Record set with 2-million-year-old ancient DNA
DNA breaks apart with time, so the older it is, the lesser the pieces become—until there’s nothing at all remaining to detect. And the shorter the fragments are, the trickier it is to assign them to a unique teams of plants or animals.
“The substantial damage sample made it really obvious it was historical DNA,” suggests Willerslev, who claims he and his colleagues started doing the job with the Greenland samples in 2006. “When it is 2 million years, there has been so a great deal evolutionary time, that regardless of what [species] you are locating are not automatically pretty similar to what you see these days.”
The Danish crew says the DNA they located was preserved by freezing temperatures and bound to clay and quartz, which also slows down the procedure of degradation.
Just how much again in time scientists will be in a position to see continues to be an open up problem. “Probably we are near to the restrict, but who knows,” states Tyler Murchie, a postdoctoral fellow at McMaster University who develops techniques for learning historic DNA. He notes that the Dutch scientists were prosperous in combining numerous methods to “create a strong reconstruction of this ecosystem.”

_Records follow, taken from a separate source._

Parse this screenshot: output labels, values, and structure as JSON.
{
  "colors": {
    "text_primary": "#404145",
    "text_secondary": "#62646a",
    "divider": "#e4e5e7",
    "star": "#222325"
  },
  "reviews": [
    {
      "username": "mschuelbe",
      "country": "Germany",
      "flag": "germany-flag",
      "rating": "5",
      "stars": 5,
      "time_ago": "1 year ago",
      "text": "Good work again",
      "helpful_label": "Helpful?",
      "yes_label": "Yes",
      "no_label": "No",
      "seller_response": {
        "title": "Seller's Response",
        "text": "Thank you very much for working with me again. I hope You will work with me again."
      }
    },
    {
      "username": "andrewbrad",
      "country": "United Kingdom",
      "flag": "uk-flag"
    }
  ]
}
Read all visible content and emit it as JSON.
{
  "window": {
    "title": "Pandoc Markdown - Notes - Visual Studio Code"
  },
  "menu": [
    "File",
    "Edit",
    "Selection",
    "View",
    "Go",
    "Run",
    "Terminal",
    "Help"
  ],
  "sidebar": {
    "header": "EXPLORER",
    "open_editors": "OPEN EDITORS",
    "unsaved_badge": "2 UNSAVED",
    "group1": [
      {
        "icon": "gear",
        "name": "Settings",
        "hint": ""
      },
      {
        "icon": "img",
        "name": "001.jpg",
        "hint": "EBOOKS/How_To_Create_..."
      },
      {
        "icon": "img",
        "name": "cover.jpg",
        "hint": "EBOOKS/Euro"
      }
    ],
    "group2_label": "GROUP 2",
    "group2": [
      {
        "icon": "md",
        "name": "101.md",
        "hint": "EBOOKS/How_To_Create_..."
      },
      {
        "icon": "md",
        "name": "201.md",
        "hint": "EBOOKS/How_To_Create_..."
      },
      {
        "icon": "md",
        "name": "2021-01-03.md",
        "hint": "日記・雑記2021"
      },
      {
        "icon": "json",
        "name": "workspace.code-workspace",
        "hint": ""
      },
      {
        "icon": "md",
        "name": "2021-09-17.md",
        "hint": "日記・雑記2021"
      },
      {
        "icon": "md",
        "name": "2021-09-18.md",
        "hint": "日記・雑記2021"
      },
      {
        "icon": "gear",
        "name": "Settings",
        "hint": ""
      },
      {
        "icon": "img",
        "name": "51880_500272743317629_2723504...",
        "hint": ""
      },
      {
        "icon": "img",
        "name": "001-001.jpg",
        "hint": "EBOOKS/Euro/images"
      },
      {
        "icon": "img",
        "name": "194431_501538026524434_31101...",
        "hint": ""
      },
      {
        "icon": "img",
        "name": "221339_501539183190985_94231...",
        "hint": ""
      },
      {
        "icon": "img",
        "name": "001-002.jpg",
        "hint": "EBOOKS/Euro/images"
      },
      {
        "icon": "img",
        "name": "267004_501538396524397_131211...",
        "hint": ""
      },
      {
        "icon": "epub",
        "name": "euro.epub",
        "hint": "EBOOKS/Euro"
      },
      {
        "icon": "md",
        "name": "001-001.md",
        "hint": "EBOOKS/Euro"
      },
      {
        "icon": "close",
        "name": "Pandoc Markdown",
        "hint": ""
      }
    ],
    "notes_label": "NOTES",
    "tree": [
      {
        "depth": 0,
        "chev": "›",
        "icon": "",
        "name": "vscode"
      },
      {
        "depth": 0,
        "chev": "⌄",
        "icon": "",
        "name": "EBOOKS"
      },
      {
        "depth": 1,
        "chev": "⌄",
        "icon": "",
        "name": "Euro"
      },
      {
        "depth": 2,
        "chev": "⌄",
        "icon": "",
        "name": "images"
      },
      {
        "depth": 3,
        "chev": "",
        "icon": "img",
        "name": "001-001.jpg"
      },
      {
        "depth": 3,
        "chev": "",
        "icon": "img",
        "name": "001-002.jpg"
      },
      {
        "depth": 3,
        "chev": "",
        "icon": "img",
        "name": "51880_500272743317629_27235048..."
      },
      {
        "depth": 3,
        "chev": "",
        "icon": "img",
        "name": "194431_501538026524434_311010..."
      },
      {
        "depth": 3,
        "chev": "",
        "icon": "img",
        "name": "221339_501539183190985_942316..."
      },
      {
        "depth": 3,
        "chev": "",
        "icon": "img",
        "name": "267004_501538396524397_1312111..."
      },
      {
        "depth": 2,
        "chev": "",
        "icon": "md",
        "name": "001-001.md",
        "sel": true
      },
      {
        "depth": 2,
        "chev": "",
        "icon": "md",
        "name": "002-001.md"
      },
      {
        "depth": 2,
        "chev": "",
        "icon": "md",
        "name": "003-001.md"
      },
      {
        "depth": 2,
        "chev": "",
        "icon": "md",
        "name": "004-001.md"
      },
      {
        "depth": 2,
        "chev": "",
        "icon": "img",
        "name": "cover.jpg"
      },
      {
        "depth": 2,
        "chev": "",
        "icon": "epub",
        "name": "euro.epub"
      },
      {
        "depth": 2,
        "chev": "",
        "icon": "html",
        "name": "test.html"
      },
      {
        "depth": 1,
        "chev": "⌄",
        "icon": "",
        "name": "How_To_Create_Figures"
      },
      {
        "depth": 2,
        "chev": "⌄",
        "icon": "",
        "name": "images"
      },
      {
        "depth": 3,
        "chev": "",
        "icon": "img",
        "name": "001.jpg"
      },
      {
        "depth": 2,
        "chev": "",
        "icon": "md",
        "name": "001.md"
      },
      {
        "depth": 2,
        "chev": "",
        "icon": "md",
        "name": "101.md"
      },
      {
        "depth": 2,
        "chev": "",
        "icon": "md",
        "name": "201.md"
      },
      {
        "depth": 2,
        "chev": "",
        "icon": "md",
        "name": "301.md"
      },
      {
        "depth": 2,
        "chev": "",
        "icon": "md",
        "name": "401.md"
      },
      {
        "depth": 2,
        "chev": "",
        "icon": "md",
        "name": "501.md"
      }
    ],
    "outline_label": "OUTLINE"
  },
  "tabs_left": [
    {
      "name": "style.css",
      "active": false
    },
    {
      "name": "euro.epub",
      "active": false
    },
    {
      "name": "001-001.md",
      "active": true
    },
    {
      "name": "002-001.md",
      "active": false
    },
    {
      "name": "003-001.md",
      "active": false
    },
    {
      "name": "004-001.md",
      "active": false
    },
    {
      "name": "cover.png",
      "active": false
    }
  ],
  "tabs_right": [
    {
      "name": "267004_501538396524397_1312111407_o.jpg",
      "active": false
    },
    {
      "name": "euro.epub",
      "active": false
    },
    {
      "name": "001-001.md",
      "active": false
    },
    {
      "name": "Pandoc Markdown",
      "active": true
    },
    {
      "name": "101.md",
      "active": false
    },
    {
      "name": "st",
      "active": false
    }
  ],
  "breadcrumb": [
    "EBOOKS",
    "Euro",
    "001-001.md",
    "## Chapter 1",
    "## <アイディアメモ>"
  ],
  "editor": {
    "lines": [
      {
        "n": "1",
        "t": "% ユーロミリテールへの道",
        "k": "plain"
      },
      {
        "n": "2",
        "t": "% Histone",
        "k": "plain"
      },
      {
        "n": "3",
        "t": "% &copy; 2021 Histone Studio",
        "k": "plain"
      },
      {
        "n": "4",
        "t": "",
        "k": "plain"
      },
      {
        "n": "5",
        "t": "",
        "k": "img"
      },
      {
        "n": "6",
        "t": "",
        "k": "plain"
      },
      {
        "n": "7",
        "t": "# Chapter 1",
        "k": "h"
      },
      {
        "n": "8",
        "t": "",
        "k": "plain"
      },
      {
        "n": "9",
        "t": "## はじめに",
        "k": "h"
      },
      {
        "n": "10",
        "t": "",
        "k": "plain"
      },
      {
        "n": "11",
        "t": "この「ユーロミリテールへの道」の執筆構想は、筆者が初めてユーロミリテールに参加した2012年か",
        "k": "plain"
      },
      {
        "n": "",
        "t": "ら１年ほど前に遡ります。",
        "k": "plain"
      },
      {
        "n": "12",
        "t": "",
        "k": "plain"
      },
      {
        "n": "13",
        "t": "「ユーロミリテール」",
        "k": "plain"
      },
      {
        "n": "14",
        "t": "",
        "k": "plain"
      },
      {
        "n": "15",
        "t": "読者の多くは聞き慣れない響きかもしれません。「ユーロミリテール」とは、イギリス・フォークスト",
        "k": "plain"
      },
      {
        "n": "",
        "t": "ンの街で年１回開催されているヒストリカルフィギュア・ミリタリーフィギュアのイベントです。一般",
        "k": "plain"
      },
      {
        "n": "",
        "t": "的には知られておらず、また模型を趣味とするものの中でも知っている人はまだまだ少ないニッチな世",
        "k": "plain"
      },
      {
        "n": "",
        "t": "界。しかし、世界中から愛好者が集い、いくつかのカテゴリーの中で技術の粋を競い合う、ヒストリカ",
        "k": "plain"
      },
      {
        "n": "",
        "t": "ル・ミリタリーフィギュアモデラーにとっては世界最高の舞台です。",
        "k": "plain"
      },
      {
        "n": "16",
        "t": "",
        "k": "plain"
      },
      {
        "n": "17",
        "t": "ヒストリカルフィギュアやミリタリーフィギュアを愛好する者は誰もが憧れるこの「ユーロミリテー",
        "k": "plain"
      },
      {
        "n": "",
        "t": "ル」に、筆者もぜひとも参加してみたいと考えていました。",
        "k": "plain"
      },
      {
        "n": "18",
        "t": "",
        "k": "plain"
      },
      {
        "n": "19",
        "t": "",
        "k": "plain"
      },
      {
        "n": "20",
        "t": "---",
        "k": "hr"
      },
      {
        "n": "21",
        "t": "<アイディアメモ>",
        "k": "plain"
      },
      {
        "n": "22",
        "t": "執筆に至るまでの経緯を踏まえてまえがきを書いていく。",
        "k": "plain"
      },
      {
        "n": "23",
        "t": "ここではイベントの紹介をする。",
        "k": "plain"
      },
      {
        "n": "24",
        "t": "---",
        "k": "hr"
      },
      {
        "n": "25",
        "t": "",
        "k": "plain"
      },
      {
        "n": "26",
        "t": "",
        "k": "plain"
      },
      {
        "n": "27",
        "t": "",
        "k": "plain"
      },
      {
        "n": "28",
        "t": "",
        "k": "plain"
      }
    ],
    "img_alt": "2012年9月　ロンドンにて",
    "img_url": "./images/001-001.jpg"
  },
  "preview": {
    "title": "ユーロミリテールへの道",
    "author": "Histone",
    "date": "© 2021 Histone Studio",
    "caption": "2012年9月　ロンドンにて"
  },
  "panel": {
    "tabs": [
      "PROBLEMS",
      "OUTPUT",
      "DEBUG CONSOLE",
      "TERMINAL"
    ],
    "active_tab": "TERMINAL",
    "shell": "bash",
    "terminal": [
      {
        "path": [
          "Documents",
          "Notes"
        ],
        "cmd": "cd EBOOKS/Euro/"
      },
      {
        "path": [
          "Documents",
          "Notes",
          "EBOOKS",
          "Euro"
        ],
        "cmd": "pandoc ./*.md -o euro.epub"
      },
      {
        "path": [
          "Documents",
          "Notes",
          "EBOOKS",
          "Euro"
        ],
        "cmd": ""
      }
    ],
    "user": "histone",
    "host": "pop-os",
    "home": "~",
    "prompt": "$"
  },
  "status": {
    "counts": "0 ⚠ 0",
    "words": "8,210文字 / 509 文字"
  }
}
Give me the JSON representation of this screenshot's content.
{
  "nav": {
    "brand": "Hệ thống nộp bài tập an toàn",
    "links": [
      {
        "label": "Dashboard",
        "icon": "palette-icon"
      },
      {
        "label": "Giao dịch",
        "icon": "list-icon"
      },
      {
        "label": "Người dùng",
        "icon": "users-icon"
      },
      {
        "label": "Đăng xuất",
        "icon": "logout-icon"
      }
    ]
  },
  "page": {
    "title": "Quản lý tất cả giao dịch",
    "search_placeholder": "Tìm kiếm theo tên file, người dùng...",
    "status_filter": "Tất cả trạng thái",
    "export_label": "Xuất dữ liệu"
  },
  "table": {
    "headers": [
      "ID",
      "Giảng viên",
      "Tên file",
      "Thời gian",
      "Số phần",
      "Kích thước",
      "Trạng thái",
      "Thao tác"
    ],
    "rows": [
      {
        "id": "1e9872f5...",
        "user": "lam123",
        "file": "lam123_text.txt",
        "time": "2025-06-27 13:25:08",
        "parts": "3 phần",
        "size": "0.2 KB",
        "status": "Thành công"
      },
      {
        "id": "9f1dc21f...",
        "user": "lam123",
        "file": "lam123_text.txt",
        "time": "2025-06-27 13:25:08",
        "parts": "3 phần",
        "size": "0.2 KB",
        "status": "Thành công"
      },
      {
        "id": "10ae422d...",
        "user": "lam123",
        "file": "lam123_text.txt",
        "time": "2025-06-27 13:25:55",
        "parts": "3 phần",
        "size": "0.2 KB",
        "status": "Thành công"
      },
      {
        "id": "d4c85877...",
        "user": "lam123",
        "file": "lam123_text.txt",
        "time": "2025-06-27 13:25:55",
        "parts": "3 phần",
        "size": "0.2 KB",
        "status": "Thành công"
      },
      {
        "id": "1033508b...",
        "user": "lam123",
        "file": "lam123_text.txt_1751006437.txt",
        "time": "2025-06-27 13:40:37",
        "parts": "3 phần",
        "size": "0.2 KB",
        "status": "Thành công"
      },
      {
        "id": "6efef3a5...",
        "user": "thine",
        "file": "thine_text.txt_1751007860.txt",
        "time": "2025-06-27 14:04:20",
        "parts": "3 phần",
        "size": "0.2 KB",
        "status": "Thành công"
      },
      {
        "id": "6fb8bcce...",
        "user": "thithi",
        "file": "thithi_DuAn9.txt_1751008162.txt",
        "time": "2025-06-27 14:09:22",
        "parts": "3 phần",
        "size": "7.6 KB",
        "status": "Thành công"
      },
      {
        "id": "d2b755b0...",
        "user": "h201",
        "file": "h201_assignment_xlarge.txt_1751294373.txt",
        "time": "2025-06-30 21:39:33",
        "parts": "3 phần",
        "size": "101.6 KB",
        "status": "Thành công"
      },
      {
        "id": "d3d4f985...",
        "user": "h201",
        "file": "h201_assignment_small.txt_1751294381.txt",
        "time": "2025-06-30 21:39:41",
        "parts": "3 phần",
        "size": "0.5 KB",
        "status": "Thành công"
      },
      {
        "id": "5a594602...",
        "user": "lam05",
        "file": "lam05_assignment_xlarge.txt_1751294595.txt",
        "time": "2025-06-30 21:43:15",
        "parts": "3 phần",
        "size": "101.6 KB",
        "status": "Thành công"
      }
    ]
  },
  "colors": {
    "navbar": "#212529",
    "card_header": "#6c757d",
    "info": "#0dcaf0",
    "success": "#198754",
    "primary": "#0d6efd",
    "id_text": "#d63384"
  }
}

Willerslev when predicted it would be difficult to recover DNA from just about anything that lived far more than a million yrs ago. Now that he’s damaged the document, he is reluctant to say where the restrict lies. “I wouldn’t be astonished if…we could go back again two times as significantly,” he claims. “But I wouldn’t warranty it.”